■ What the exercise asks
Restate the full set of records exactly, word for word.
Given records below:
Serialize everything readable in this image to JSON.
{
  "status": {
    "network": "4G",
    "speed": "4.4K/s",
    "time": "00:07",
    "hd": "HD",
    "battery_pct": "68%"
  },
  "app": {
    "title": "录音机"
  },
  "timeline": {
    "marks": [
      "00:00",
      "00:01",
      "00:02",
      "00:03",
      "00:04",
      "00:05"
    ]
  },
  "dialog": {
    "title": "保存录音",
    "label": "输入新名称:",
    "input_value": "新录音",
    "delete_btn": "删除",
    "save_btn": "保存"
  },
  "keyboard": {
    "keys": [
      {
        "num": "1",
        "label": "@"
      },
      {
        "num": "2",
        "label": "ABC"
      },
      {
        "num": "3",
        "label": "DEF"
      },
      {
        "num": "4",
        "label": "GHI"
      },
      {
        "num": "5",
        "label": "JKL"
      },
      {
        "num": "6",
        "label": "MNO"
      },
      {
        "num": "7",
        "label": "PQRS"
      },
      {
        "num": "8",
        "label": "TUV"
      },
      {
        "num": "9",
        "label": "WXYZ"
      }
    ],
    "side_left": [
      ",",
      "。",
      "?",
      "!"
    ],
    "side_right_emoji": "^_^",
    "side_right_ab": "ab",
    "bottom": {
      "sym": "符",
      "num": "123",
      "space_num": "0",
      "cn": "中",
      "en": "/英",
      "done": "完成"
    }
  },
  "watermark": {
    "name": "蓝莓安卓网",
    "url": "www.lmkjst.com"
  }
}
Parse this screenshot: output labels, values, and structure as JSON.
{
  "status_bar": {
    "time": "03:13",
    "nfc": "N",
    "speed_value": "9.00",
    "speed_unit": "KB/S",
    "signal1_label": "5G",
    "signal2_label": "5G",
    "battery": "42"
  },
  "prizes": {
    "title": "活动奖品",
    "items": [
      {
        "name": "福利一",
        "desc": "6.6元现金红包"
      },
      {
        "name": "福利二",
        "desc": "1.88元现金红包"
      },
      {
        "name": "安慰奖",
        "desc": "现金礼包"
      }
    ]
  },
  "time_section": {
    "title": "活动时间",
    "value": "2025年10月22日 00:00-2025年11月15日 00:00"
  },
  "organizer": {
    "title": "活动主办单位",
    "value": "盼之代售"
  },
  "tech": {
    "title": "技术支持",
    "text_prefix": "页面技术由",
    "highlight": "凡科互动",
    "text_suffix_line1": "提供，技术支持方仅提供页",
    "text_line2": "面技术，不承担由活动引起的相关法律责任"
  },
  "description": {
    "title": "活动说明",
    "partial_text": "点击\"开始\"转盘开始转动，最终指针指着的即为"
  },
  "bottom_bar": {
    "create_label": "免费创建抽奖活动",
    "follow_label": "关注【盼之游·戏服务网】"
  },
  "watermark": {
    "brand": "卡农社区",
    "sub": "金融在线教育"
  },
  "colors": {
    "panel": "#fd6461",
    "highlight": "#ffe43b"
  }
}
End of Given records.
■ Worked solution
Serialize everything readable in this image to JSON.
{
  "status": {
    "network": "4G",
    "speed": "4.4K/s",
    "time": "00:07",
    "hd": "HD",
    "battery_pct": "68%"
  },
  "app": {
    "title": "录音机"
  },
  "timeline": {
    "marks": [
      "00:00",
      "00:01",
      "00:02",
      "00:03",
      "00:04",
      "00:05"
    ]
  },
  "dialog": {
    "title": "保存录音",
    "label": "输入新名称:",
    "input_value": "新录音",
    "delete_btn": "删除",
    "save_btn": "保存"
  },
  "keyboard": {
    "keys": [
      {
        "num": "1",
        "label": "@"
      },
      {
        "num": "2",
        "label": "ABC"
      },
      {
        "num": "3",
        "label": "DEF"
      },
      {
        "num": "4",
        "label": "GHI"
      },
      {
        "num": "5",
        "label": "JKL"
      },
      {
        "num": "6",
        "label": "MNO"
      },
      {
        "num": "7",
        "label": "PQRS"
      },
      {
        "num": "8",
        "label": "TUV"
      },
      {
        "num": "9",
        "label": "WXYZ"
      }
    ],
    "side_left": [
      ",",
      "。",
      "?",
      "!"
    ],
    "side_right_emoji": "^_^",
    "side_right_ab": "ab",
    "bottom": {
      "sym": "符",
      "num": "123",
      "space_num": "0",
      "cn": "中",
      "en": "/英",
      "done": "完成"
    }
  },
  "watermark": {
    "name": "蓝莓安卓网",
    "url": "www.lmkjst.com"
  }
}
Parse this screenshot: output labels, values, and structure as JSON.
{
  "status_bar": {
    "time": "03:13",
    "nfc": "N",
    "speed_value": "9.00",
    "speed_unit": "KB/S",
    "signal1_label": "5G",
    "signal2_label": "5G",
    "battery": "42"
  },
  "prizes": {
    "title": "活动奖品",
    "items": [
      {
        "name": "福利一",
        "desc": "6.6元现金红包"
      },
      {
        "name": "福利二",
        "desc": "1.88元现金红包"
      },
      {
        "name": "安慰奖",
        "desc": "现金礼包"
      }
    ]
  },
  "time_section": {
    "title": "活动时间",
    "value": "2025年10月22日 00:00-2025年11月15日 00:00"
  },
  "organizer": {
    "title": "活动主办单位",
    "value": "盼之代售"
  },
  "tech": {
    "title": "技术支持",
    "text_prefix": "页面技术由",
    "highlight": "凡科互动",
    "text_suffix_line1": "提供，技术支持方仅提供页",
    "text_line2": "面技术，不承担由活动引起的相关法律责任"
  },
  "description": {
    "title": "活动说明",
    "partial_text": "点击\"开始\"转盘开始转动，最终指针指着的即为"
  },
  "bottom_bar": {
    "create_label": "免费创建抽奖活动",
    "follow_label": "关注【盼之游·戏服务网】"
  },
  "watermark": {
    "brand": "卡农社区",
    "sub": "金融在线教育"
  },
  "colors": {
    "panel": "#fd6461",
    "highlight": "#ffe43b"
  }
}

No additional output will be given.